Top of RECORD EXTRACTS

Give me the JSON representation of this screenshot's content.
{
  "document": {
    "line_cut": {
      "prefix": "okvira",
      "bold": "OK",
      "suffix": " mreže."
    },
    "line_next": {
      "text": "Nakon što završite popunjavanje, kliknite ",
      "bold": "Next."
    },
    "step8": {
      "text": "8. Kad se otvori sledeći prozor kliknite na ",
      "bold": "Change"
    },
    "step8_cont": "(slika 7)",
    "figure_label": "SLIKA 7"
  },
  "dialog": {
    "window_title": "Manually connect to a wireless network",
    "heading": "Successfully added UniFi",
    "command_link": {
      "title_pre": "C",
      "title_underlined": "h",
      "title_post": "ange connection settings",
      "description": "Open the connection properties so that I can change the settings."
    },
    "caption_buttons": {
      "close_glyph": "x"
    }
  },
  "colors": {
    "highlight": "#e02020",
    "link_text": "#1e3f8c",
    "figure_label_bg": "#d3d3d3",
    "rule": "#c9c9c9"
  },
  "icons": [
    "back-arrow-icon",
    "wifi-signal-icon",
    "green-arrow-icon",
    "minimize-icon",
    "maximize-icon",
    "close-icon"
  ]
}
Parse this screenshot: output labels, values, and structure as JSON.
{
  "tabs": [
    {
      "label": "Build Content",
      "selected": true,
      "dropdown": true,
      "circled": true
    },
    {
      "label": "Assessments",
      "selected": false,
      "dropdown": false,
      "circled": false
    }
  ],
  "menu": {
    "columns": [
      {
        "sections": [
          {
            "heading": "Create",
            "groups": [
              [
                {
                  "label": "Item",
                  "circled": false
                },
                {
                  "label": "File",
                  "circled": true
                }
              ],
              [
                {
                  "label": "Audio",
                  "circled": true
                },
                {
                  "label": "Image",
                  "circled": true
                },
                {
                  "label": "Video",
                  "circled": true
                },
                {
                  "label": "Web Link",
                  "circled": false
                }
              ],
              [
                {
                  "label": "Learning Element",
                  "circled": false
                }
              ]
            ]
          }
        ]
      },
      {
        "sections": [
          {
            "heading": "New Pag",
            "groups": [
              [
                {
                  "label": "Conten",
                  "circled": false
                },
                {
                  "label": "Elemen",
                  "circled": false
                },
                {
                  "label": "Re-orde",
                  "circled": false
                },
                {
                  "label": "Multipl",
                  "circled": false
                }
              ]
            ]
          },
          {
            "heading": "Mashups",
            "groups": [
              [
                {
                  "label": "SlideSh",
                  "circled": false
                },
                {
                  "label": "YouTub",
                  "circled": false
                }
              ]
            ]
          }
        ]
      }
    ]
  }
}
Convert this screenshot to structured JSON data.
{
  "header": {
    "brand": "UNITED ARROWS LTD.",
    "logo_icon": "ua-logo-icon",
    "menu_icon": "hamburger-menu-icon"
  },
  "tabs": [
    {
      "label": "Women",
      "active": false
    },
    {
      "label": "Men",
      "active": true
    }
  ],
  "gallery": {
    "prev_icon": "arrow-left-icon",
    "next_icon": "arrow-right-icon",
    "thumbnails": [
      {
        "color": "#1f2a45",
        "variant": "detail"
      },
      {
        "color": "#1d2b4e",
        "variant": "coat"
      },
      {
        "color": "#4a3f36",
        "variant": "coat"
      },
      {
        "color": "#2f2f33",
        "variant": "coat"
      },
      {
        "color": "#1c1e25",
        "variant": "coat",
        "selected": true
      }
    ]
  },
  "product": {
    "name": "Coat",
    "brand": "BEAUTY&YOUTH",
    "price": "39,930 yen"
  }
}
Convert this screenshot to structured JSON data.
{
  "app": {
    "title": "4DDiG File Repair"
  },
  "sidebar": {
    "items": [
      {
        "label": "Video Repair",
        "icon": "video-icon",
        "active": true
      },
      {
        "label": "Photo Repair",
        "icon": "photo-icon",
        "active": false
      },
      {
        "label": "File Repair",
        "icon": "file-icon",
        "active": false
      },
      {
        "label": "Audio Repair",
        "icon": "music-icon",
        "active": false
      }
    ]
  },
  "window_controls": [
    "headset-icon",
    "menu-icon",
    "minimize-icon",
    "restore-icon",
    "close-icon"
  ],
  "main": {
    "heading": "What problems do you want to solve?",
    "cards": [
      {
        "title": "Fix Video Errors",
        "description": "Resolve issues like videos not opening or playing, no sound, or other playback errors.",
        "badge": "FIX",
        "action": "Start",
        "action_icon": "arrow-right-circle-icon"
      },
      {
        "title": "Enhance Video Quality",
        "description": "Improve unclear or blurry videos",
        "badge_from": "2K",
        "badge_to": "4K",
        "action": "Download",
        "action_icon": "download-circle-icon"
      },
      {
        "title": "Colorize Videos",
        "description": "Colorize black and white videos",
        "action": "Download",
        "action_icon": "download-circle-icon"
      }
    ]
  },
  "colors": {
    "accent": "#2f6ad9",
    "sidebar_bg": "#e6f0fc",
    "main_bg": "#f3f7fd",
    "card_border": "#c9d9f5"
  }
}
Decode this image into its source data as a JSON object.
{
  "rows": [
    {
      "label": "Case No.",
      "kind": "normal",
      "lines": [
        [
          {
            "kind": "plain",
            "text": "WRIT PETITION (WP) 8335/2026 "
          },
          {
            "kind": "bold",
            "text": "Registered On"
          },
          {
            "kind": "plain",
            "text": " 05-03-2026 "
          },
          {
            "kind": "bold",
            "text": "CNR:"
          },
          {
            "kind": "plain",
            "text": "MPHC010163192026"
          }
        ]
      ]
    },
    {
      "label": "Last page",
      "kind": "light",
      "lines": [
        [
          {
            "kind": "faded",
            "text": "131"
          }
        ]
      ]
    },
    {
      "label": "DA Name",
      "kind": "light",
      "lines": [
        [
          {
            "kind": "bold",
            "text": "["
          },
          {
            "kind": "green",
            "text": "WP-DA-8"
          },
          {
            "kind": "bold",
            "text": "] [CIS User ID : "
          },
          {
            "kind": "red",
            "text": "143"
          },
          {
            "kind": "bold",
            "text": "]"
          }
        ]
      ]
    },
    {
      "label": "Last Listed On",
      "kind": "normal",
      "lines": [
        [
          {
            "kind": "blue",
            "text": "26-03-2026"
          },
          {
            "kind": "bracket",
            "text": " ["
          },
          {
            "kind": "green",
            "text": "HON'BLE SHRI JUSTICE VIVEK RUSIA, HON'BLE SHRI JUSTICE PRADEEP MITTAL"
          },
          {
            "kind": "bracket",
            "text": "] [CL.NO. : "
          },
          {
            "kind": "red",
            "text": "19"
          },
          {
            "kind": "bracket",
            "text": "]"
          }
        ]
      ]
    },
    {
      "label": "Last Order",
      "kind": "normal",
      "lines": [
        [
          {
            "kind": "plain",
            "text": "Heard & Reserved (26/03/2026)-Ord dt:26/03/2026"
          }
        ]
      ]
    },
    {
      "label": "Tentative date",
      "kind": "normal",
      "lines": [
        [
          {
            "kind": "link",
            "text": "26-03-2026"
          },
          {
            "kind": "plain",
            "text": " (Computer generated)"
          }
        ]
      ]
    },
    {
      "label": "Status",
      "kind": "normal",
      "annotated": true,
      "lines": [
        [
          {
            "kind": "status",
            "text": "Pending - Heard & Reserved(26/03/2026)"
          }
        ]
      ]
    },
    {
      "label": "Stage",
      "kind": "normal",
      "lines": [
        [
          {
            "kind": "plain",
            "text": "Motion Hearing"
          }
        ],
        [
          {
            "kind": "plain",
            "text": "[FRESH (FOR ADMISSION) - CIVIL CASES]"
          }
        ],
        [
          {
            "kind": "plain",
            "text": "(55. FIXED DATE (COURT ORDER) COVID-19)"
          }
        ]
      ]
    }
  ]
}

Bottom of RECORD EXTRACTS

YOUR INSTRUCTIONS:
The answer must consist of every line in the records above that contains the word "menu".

YOUR SOLUTION:
  "menu": {
    "menu_icon": "hamburger-menu-icon"
    "menu-icon",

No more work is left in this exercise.